From the records that follow, give the number of lines that include the word "synchroniseren", with no further words.

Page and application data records
┄┄┄┄┄┄┄┄┄┄┄┄┄┄┄┄┄┄┄┄
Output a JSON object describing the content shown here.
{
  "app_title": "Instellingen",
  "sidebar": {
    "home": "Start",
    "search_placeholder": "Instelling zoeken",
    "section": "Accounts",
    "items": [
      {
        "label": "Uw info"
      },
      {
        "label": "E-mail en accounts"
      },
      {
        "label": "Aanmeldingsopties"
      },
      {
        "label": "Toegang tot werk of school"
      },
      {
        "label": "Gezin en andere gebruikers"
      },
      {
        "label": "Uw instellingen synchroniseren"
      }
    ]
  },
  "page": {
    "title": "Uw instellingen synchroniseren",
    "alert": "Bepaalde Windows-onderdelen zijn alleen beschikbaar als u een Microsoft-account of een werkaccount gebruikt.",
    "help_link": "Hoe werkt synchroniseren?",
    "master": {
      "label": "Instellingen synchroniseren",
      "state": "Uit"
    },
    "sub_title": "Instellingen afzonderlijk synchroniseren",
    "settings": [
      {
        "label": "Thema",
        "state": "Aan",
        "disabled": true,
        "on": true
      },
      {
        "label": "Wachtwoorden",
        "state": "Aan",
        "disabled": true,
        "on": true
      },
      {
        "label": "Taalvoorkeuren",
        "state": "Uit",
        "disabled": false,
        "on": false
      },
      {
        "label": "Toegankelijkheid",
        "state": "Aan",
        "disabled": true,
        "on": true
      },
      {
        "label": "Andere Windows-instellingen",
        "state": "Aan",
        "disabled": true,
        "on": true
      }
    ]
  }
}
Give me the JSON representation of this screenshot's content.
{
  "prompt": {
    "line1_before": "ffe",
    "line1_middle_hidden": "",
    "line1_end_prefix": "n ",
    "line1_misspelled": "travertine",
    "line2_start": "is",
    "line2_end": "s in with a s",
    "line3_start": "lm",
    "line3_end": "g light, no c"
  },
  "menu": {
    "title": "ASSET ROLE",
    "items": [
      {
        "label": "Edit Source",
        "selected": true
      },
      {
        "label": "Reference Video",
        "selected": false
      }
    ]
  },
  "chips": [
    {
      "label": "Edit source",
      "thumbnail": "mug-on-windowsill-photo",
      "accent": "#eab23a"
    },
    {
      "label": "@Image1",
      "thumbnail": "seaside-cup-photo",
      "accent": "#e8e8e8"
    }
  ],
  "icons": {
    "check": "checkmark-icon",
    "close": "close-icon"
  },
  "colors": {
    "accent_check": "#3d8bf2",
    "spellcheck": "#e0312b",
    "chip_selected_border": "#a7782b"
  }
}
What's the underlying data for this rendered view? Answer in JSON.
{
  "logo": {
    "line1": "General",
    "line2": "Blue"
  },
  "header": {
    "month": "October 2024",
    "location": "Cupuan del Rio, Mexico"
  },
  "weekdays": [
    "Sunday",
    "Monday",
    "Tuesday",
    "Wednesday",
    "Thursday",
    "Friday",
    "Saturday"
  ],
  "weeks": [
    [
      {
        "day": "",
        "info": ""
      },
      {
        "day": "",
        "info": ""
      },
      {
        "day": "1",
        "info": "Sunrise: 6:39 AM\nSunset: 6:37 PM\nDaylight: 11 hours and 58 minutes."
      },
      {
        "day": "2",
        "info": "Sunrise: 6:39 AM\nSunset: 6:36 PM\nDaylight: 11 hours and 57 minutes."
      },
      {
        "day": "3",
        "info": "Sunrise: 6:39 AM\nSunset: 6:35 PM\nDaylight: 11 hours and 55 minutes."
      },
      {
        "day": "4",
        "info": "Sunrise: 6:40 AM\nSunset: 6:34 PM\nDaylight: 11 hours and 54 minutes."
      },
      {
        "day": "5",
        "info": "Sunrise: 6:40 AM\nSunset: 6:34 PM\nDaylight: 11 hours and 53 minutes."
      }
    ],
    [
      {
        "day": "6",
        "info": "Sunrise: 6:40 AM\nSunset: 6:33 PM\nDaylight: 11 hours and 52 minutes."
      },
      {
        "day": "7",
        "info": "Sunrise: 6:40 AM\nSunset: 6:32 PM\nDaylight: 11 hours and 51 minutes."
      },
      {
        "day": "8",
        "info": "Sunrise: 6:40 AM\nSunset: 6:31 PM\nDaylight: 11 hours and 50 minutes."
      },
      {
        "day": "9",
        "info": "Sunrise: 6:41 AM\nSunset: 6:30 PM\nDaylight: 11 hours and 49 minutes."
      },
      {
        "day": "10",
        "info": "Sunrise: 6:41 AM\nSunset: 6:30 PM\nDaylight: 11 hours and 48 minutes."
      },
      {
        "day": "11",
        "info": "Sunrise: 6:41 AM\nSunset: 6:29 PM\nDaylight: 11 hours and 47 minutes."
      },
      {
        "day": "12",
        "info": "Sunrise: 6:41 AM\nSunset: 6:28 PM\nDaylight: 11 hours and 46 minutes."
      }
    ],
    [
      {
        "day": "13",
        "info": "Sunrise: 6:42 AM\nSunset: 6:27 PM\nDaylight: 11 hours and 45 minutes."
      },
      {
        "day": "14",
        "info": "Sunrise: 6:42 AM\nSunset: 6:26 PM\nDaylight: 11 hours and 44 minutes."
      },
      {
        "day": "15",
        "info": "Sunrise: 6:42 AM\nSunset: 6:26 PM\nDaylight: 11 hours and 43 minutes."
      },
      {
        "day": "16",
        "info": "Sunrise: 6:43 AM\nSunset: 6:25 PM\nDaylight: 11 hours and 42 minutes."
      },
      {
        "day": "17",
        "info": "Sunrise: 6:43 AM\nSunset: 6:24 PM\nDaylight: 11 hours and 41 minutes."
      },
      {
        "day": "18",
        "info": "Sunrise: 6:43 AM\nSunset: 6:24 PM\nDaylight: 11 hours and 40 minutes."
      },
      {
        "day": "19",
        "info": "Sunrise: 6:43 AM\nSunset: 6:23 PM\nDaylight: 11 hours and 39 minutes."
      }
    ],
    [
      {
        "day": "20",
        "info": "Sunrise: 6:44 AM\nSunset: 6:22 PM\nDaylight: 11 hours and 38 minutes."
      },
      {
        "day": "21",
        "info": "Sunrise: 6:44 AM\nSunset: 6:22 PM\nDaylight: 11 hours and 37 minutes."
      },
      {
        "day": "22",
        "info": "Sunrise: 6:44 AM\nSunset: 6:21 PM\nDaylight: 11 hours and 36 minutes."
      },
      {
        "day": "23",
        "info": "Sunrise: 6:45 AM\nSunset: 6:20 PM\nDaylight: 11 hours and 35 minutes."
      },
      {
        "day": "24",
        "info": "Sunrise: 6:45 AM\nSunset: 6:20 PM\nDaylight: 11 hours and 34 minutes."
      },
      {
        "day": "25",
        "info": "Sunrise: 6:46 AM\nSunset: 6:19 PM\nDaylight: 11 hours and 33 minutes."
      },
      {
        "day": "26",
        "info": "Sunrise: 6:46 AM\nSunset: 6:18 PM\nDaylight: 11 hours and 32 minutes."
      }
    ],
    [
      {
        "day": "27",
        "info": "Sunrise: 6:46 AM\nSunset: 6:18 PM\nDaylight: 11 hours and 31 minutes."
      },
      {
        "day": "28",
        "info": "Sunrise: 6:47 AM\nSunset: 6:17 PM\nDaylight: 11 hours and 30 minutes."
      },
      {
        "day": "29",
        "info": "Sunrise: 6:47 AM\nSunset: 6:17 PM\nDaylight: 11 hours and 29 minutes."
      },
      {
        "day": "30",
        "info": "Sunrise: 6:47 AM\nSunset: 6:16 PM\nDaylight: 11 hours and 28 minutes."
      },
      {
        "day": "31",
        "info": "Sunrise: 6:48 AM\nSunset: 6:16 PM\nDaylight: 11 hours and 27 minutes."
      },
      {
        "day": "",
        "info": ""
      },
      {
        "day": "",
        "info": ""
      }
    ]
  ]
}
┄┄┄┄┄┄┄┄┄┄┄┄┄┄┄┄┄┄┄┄
> _ANSWER BELOW_: 5